══ SOURCE DATA ══

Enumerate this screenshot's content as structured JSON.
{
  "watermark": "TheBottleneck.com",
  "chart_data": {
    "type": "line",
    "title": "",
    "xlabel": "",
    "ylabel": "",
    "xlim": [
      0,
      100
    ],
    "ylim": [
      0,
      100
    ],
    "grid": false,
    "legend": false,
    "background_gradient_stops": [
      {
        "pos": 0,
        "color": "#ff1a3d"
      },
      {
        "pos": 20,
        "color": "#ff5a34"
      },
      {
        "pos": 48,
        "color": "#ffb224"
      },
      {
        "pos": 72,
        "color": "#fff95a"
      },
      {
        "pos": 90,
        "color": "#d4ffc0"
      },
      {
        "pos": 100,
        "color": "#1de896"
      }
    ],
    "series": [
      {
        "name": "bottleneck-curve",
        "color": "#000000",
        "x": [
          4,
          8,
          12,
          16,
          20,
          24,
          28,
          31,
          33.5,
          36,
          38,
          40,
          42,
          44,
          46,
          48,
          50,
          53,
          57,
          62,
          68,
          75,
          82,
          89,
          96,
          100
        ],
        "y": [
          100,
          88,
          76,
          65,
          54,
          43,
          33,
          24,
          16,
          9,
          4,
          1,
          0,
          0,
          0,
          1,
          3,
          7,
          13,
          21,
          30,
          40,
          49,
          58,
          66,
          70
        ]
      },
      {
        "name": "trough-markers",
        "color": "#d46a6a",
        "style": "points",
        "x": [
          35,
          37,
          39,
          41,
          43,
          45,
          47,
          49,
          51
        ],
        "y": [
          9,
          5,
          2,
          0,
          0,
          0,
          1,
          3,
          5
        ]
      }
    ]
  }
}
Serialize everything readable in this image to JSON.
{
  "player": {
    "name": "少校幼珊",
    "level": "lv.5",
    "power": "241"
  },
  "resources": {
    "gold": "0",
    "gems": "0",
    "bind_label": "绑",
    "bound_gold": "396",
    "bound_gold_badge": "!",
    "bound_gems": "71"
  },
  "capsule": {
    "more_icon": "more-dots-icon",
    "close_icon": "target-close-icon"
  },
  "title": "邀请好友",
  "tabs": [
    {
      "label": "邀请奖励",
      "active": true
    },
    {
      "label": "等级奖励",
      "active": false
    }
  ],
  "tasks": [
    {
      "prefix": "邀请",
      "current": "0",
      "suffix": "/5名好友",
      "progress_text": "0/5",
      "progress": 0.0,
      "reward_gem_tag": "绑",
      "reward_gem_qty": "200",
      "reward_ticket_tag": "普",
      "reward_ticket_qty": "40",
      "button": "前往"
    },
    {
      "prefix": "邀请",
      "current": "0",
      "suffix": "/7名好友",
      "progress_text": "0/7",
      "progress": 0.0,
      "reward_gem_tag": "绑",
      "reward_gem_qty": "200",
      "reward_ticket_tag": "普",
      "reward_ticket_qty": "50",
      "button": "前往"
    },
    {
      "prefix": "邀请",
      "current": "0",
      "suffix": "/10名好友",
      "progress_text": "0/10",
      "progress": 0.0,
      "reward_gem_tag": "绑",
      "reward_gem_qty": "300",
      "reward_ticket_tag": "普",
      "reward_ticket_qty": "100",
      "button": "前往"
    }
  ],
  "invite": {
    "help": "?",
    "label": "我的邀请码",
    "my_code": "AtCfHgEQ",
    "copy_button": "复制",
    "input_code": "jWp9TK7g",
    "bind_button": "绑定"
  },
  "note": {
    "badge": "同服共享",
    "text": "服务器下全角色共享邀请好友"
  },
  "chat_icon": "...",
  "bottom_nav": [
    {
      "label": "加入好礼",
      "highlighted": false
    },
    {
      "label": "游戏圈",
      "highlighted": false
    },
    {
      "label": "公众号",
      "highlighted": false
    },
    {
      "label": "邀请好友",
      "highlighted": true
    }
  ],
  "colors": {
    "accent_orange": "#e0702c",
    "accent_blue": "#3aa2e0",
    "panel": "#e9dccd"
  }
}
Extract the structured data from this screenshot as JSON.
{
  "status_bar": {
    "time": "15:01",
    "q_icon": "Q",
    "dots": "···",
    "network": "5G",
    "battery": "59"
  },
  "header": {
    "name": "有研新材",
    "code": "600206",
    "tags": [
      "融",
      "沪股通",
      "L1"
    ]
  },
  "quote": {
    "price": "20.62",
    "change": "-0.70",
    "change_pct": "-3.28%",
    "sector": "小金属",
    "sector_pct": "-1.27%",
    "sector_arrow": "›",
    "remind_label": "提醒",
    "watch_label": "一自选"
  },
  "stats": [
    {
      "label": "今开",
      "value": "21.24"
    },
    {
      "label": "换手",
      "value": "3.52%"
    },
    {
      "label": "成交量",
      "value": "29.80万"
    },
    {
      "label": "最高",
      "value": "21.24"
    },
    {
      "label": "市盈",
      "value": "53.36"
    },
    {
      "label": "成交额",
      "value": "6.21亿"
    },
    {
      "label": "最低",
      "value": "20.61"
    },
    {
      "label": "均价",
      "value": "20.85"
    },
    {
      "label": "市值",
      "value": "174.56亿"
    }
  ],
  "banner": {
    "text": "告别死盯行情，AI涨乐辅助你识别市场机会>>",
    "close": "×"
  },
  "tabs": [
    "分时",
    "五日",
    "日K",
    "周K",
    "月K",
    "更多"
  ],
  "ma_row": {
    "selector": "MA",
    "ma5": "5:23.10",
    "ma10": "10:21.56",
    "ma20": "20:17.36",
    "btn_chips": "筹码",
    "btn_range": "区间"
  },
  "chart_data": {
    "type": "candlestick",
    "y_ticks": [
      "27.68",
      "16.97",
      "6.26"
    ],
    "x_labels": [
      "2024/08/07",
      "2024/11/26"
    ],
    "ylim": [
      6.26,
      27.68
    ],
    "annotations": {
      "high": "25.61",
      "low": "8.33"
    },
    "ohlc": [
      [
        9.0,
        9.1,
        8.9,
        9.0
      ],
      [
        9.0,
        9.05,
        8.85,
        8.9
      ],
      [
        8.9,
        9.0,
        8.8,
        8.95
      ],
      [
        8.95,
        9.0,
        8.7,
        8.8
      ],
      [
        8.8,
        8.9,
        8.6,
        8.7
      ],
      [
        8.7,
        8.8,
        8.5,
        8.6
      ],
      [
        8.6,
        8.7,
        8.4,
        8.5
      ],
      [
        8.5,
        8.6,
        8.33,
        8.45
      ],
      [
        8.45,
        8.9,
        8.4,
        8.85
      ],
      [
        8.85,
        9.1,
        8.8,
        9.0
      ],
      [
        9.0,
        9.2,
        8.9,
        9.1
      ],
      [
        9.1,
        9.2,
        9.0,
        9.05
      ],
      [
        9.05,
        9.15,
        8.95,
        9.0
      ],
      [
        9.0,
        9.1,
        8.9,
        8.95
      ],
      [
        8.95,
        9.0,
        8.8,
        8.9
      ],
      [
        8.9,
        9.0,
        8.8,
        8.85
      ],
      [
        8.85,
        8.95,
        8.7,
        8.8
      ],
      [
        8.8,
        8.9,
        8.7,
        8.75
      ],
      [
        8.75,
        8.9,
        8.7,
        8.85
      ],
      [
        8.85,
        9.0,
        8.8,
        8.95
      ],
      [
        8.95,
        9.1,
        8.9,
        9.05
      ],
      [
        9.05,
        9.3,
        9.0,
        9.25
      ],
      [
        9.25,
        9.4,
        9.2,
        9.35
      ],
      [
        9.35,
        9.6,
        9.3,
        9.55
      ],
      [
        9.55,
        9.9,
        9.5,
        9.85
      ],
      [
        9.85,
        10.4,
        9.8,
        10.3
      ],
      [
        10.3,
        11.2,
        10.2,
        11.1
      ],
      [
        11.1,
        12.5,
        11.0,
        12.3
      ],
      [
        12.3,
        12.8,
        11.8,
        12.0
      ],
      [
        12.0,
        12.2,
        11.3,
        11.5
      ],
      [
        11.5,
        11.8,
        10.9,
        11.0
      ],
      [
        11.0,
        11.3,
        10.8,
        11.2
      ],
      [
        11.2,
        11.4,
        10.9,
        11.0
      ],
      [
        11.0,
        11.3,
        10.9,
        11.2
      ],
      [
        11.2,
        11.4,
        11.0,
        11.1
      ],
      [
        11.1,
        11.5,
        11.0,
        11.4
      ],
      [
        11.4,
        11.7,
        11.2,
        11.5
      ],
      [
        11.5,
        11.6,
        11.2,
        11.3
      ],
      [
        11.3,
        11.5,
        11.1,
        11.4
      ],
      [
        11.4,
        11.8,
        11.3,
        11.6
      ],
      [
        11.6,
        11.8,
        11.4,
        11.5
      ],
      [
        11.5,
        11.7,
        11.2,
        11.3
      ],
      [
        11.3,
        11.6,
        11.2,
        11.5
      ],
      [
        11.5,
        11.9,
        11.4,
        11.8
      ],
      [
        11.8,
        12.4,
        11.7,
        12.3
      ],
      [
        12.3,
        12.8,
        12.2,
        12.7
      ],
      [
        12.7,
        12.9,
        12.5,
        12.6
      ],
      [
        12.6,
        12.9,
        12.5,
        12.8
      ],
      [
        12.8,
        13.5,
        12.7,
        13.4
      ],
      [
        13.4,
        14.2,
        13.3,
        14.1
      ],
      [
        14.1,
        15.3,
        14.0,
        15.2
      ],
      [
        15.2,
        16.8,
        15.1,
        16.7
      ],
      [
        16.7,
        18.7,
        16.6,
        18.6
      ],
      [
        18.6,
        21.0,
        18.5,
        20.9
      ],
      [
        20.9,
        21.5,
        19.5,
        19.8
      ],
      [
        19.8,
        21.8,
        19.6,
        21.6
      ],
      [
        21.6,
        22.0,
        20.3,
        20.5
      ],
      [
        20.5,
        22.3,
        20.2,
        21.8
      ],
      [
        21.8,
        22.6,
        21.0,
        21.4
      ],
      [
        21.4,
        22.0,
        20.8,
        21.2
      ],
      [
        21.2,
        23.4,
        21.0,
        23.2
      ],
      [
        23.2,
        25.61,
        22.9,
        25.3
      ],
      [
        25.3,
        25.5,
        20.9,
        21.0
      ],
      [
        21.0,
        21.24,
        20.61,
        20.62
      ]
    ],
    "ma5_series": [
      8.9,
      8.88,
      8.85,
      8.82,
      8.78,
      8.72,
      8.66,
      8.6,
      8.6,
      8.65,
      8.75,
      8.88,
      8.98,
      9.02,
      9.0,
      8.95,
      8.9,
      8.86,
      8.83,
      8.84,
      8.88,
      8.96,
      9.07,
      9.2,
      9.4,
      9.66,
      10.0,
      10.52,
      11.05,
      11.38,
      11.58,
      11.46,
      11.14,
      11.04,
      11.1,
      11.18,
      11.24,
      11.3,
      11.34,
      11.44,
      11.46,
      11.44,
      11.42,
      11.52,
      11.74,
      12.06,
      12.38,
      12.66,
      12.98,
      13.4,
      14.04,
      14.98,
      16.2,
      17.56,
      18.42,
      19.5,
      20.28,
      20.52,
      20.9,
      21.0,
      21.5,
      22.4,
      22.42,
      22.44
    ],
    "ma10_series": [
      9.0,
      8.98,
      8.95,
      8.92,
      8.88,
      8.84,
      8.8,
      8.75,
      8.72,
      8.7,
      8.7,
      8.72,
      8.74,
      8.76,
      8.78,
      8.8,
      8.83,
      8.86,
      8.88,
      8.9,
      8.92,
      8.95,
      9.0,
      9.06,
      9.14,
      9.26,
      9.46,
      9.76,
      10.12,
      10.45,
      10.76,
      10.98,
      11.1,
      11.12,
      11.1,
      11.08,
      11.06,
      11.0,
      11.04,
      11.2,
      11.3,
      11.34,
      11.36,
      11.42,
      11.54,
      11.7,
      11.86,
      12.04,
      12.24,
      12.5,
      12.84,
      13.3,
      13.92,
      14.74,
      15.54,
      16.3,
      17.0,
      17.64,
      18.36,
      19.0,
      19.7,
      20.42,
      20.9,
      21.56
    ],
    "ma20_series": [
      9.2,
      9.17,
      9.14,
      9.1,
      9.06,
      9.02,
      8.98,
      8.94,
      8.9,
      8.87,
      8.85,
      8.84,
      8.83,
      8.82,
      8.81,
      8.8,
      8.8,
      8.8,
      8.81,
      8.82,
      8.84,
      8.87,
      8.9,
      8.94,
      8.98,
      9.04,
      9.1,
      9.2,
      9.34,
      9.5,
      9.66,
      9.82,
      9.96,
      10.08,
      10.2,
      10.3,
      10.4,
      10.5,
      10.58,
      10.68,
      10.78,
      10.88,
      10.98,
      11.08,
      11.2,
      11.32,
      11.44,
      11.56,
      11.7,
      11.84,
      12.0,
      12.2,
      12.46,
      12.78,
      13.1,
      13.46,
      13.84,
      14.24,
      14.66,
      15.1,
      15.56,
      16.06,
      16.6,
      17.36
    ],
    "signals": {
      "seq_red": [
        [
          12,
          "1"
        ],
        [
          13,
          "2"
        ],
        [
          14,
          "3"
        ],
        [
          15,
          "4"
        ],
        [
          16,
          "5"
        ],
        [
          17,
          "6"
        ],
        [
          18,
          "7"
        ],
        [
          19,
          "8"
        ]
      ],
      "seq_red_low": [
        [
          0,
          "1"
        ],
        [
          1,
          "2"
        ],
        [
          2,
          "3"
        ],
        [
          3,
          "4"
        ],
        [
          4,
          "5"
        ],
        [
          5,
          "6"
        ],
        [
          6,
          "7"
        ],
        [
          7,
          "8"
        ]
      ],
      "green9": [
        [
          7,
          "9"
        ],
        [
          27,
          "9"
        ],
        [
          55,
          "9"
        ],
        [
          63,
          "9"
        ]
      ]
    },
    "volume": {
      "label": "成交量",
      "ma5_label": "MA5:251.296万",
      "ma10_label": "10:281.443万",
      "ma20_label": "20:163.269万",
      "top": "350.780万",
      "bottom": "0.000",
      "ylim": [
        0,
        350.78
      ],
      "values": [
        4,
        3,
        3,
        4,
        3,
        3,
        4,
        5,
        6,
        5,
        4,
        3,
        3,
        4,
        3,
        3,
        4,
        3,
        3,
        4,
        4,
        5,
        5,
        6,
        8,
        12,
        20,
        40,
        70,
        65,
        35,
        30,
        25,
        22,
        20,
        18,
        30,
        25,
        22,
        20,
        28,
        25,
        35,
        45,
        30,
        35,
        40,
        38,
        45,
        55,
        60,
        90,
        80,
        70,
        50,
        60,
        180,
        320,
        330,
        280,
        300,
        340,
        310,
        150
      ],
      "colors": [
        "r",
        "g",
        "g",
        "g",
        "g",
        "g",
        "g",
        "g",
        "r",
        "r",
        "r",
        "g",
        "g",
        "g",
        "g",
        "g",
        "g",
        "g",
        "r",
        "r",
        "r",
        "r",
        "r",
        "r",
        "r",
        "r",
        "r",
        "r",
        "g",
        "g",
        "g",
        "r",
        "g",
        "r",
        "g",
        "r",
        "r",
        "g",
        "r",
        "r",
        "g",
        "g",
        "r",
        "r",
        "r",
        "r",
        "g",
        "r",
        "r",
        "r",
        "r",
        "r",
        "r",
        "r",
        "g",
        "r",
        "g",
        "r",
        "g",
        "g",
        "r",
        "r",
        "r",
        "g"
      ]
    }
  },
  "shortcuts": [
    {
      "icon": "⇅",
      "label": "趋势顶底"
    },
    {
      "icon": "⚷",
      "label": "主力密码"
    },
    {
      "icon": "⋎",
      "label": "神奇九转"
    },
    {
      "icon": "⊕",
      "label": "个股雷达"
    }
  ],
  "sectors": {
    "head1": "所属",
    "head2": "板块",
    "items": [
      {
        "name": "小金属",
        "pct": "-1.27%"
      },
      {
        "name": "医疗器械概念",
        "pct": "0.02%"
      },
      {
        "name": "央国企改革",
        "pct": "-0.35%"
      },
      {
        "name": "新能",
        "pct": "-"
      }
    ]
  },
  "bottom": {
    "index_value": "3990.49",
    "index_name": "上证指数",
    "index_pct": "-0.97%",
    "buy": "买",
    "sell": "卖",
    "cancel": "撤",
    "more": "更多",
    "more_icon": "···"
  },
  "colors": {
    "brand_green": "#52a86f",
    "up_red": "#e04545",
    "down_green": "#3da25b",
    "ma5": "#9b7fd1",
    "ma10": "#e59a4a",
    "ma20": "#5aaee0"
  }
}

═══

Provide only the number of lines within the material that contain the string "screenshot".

# YOUR RESPONSE
2